ACES and UOW Developing 3D Printing Materials with a Fourth Dimension

4D printing? Is such a thing even possible? According to ARC Center of Excellence for Electromaterials Science (ACES) and the University of Wollongong (UOW), it is…kind of. They claim that they are working on a way to produce materials via additive manufacturing that shape shift over time with the influence of external stimuli, such as heat or water. Thus, time is added to length, height, and width creating a product that utilizes four dimensions.


So, are we actually looking forward to a 4D printer, or innovative materials that morph into new structures after they are printed via a 3D printer? It seems like the latter.  ACES professor Marc Panhuis explains the addition of another dimension to the 3D printing process, “So, as in 3D printing, a structure is built up layer by layer into the desired shape, but these new materials are able to transform themselves from one shape into another, much like a child’s Transformer toy.”

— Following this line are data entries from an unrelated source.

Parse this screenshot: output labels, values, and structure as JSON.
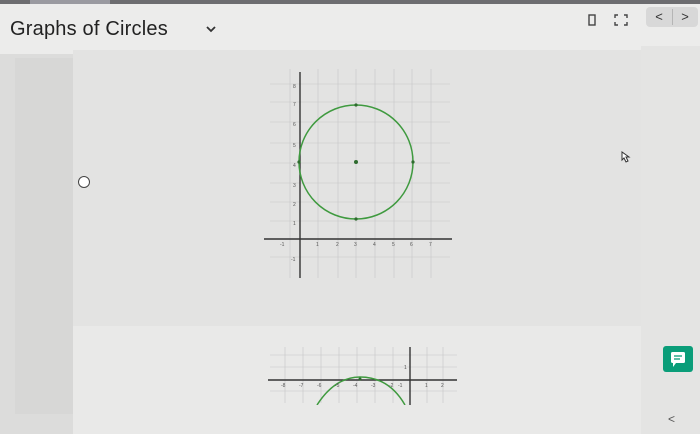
{
  "header": {
    "title": "Graphs of Circles",
    "nav_prev": "<",
    "nav_next": ">"
  },
  "icons": {
    "title_dropdown": "chevron-down-icon",
    "toolbar_left": "bookmark-icon",
    "toolbar_right": "expand-icon",
    "feedback": "chat-icon",
    "collapse": "chevron-left-icon"
  },
  "graph_1": {
    "x_tick_labels": [
      "-1",
      "1",
      "2",
      "3",
      "4",
      "5",
      "6",
      "7"
    ],
    "y_tick_labels": [
      "8",
      "7",
      "6",
      "5",
      "4",
      "3",
      "2",
      "1",
      "-1"
    ]
  },
  "graph_2": {
    "x_tick_labels": [
      "-8",
      "-7",
      "-6",
      "-5",
      "-4",
      "-3",
      "-2",
      "-1",
      "1",
      "2"
    ],
    "y_tick_labels": [
      "1"
    ]
  },
  "colors": {
    "circle_stroke": "#3f9a3f",
    "feedback_button": "#0a9d79"
  },
  "footer": {
    "back_label": "<"
  }
}
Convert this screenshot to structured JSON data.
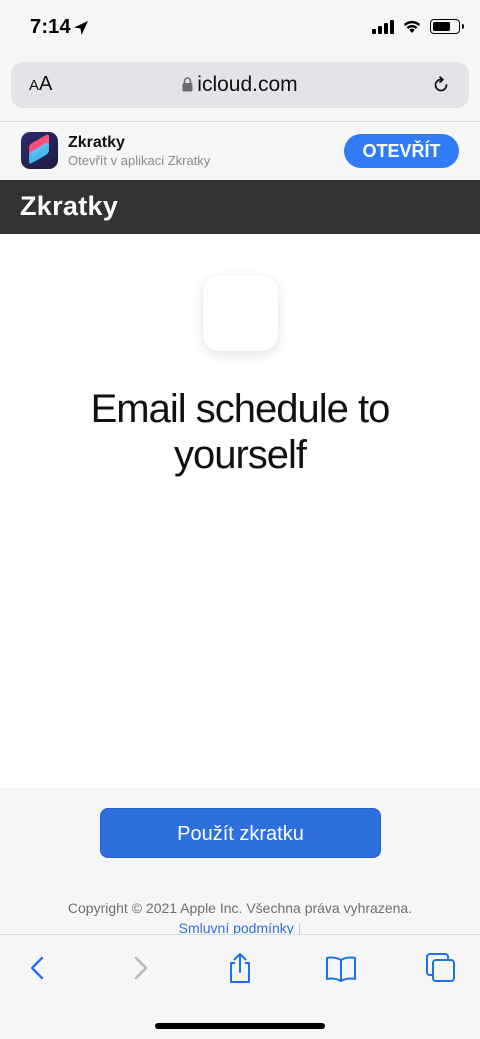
{
  "status_bar": {
    "time": "7:14",
    "icons": [
      "location-arrow-icon",
      "cellular-signal-icon",
      "wifi-icon",
      "battery-icon"
    ]
  },
  "address_bar": {
    "text_size_label_small": "A",
    "text_size_label_large": "A",
    "url": "icloud.com",
    "icons": [
      "lock-icon",
      "reload-icon"
    ]
  },
  "smart_banner": {
    "app_name": "Zkratky",
    "subtitle": "Otevřít v aplikaci Zkratky",
    "open_label": "OTEVŘÍT",
    "accent_color": "#2f7cf6"
  },
  "site_header": {
    "title": "Zkratky",
    "background": "#323232"
  },
  "content": {
    "shortcut_name": "Email schedule to yourself"
  },
  "footer": {
    "use_button_label": "Použít zkratku",
    "copyright_text": "Copyright © 2021 Apple Inc. Všechna práva vyhrazena.",
    "terms_link": "Smluvní podmínky",
    "separator": "|",
    "button_color": "#2d6fdc"
  },
  "toolbar": {
    "icons": [
      "back-icon",
      "forward-icon",
      "share-icon",
      "bookmarks-icon",
      "tabs-icon"
    ],
    "accent_color": "#1a73e8"
  }
}
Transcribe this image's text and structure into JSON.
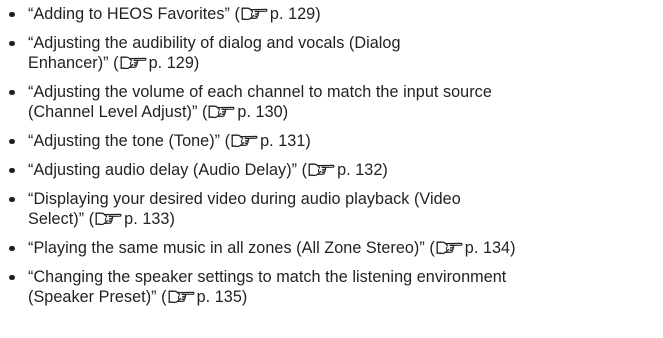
{
  "items": [
    {
      "lines": [
        "“Adding to HEOS Favorites” ("
      ],
      "page": "p. 129",
      "tail": ")"
    },
    {
      "lines": [
        "“Adjusting the audibility of dialog and vocals (Dialog",
        "Enhancer)” ("
      ],
      "page": "p. 129",
      "tail": ")"
    },
    {
      "lines": [
        "“Adjusting the volume of each channel to match the input source",
        "(Channel Level Adjust)” ("
      ],
      "page": "p. 130",
      "tail": ")"
    },
    {
      "lines": [
        "“Adjusting the tone (Tone)” ("
      ],
      "page": "p. 131",
      "tail": ")"
    },
    {
      "lines": [
        "“Adjusting audio delay (Audio Delay)” ("
      ],
      "page": "p. 132",
      "tail": ")"
    },
    {
      "lines": [
        "“Displaying your desired video during audio playback (Video",
        "Select)” ("
      ],
      "page": "p. 133",
      "tail": ")"
    },
    {
      "lines": [
        "“Playing the same music in all zones (All Zone Stereo)” ("
      ],
      "page": "p. 134",
      "tail": ")"
    },
    {
      "lines": [
        "“Changing the speaker settings to match the listening environment",
        "(Speaker Preset)” ("
      ],
      "page": "p. 135",
      "tail": ")"
    }
  ],
  "icons": {
    "reference": "pointing-hand-icon"
  },
  "colors": {
    "text": "#231f20"
  }
}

Panhuis and his team are excited about the possibilities this leap in 3D printed materials presents, particularly in the construction, robotics, automation, and medical fields.  Currently, ACES researchers are focusing on the medical field and are combining soft robotics and 3D printing technology to build a valve that actuates in response to its surrounding water temperature. ACES researchers claim that they their researchers are the first to combine materials to 3D print a 4D object.  Panhuis continues, “The cool thing about it is it’s a working functioning device that you just pick up from the printer. There’s no other assembly required. It’s an autonomous valve, there’s no input necessary other than water; it closes itself when it detects hot water.”

So, whether or not you think this “4D printing” thing has legs, its interesting to keep lengths of time in mind when you are engineering new material processes.